### Exercise requirements:
Would you set down every entry again, exactly as written?
------------------------------
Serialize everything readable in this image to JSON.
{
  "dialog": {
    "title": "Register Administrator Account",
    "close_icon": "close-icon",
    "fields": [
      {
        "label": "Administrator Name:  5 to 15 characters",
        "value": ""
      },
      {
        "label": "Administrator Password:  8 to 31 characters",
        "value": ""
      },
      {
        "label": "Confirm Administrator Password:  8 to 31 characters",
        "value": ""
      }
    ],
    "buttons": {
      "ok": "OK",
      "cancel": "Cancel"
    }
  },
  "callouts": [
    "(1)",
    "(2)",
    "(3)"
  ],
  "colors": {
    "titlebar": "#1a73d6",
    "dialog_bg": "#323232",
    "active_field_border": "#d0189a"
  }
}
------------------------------
### Answer for this exercise:
Serialize everything readable in this image to JSON.
{
  "dialog": {
    "title": "Register Administrator Account",
    "close_icon": "close-icon",
    "fields": [
      {
        "label": "Administrator Name:  5 to 15 characters",
        "value": ""
      },
      {
        "label": "Administrator Password:  8 to 31 characters",
        "value": ""
      },
      {
        "label": "Confirm Administrator Password:  8 to 31 characters",
        "value": ""
      }
    ],
    "buttons": {
      "ok": "OK",
      "cancel": "Cancel"
    }
  },
  "callouts": [
    "(1)",
    "(2)",
    "(3)"
  ],
  "colors": {
    "titlebar": "#1a73d6",
    "dialog_bg": "#323232",
    "active_field_border": "#d0189a"
  }
}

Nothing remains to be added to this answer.